PROVIDED RECORDS:
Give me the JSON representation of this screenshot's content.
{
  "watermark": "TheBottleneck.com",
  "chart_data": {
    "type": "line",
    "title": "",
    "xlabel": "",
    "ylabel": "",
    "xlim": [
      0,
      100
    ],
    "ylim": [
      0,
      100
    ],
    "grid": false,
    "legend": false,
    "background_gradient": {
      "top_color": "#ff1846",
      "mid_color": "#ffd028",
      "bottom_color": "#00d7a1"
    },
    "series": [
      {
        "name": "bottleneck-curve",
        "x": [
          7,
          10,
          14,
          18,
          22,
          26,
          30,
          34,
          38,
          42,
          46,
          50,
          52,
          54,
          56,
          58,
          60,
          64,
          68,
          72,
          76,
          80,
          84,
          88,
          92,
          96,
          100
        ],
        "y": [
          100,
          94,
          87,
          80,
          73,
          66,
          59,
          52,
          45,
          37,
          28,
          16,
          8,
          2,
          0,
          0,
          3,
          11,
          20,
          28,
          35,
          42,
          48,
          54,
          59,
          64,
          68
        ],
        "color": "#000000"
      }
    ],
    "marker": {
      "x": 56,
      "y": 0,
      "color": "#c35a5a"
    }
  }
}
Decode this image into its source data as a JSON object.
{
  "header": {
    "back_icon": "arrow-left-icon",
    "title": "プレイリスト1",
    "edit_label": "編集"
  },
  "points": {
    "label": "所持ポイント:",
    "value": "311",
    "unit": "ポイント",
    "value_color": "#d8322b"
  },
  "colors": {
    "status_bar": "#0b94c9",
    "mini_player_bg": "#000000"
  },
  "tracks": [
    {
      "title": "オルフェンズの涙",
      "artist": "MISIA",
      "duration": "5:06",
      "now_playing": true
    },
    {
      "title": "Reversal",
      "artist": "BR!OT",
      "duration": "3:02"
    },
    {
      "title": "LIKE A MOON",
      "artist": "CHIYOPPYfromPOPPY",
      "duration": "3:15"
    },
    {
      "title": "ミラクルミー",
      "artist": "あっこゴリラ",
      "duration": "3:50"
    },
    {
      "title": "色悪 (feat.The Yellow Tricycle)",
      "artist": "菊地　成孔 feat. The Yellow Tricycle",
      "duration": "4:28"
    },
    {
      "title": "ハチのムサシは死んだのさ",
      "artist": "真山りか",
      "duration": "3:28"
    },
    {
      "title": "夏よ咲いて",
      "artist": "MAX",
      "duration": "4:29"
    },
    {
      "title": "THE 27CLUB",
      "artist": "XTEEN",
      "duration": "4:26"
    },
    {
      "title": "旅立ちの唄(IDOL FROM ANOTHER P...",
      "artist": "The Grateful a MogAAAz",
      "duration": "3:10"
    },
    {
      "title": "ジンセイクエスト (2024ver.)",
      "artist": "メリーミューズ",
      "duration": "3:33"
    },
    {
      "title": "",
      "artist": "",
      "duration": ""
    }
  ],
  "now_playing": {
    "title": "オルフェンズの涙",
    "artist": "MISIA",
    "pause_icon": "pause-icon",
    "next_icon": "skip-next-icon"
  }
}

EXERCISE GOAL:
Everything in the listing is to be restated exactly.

ANSWER SECTION:
Give me the JSON representation of this screenshot's content.
{
  "watermark": "TheBottleneck.com",
  "chart_data": {
    "type": "line",
    "title": "",
    "xlabel": "",
    "ylabel": "",
    "xlim": [
      0,
      100
    ],
    "ylim": [
      0,
      100
    ],
    "grid": false,
    "legend": false,
    "background_gradient": {
      "top_color": "#ff1846",
      "mid_color": "#ffd028",
      "bottom_color": "#00d7a1"
    },
    "series": [
      {
        "name": "bottleneck-curve",
        "x": [
          7,
          10,
          14,
          18,
          22,
          26,
          30,
          34,
          38,
          42,
          46,
          50,
          52,
          54,
          56,
          58,
          60,
          64,
          68,
          72,
          76,
          80,
          84,
          88,
          92,
          96,
          100
        ],
        "y": [
          100,
          94,
          87,
          80,
          73,
          66,
          59,
          52,
          45,
          37,
          28,
          16,
          8,
          2,
          0,
          0,
          3,
          11,
          20,
          28,
          35,
          42,
          48,
          54,
          59,
          64,
          68
        ],
        "color": "#000000"
      }
    ],
    "marker": {
      "x": 56,
      "y": 0,
      "color": "#c35a5a"
    }
  }
}
Decode this image into its source data as a JSON object.
{
  "header": {
    "back_icon": "arrow-left-icon",
    "title": "プレイリスト1",
    "edit_label": "編集"
  },
  "points": {
    "label": "所持ポイント:",
    "value": "311",
    "unit": "ポイント",
    "value_color": "#d8322b"
  },
  "colors": {
    "status_bar": "#0b94c9",
    "mini_player_bg": "#000000"
  },
  "tracks": [
    {
      "title": "オルフェンズの涙",
      "artist": "MISIA",
      "duration": "5:06",
      "now_playing": true
    },
    {
      "title": "Reversal",
      "artist": "BR!OT",
      "duration": "3:02"
    },
    {
      "title": "LIKE A MOON",
      "artist": "CHIYOPPYfromPOPPY",
      "duration": "3:15"
    },
    {
      "title": "ミラクルミー",
      "artist": "あっこゴリラ",
      "duration": "3:50"
    },
    {
      "title": "色悪 (feat.The Yellow Tricycle)",
      "artist": "菊地　成孔 feat. The Yellow Tricycle",
      "duration": "4:28"
    },
    {
      "title": "ハチのムサシは死んだのさ",
      "artist": "真山りか",
      "duration": "3:28"
    },
    {
      "title": "夏よ咲いて",
      "artist": "MAX",
      "duration": "4:29"
    },
    {
      "title": "THE 27CLUB",
      "artist": "XTEEN",
      "duration": "4:26"
    },
    {
      "title": "旅立ちの唄(IDOL FROM ANOTHER P...",
      "artist": "The Grateful a MogAAAz",
      "duration": "3:10"
    },
    {
      "title": "ジンセイクエスト (2024ver.)",
      "artist": "メリーミューズ",
      "duration": "3:33"
    },
    {
      "title": "",
      "artist": "",
      "duration": ""
    }
  ],
  "now_playing": {
    "title": "オルフェンズの涙",
    "artist": "MISIA",
    "pause_icon": "pause-icon",
    "next_icon": "skip-next-icon"
  }
}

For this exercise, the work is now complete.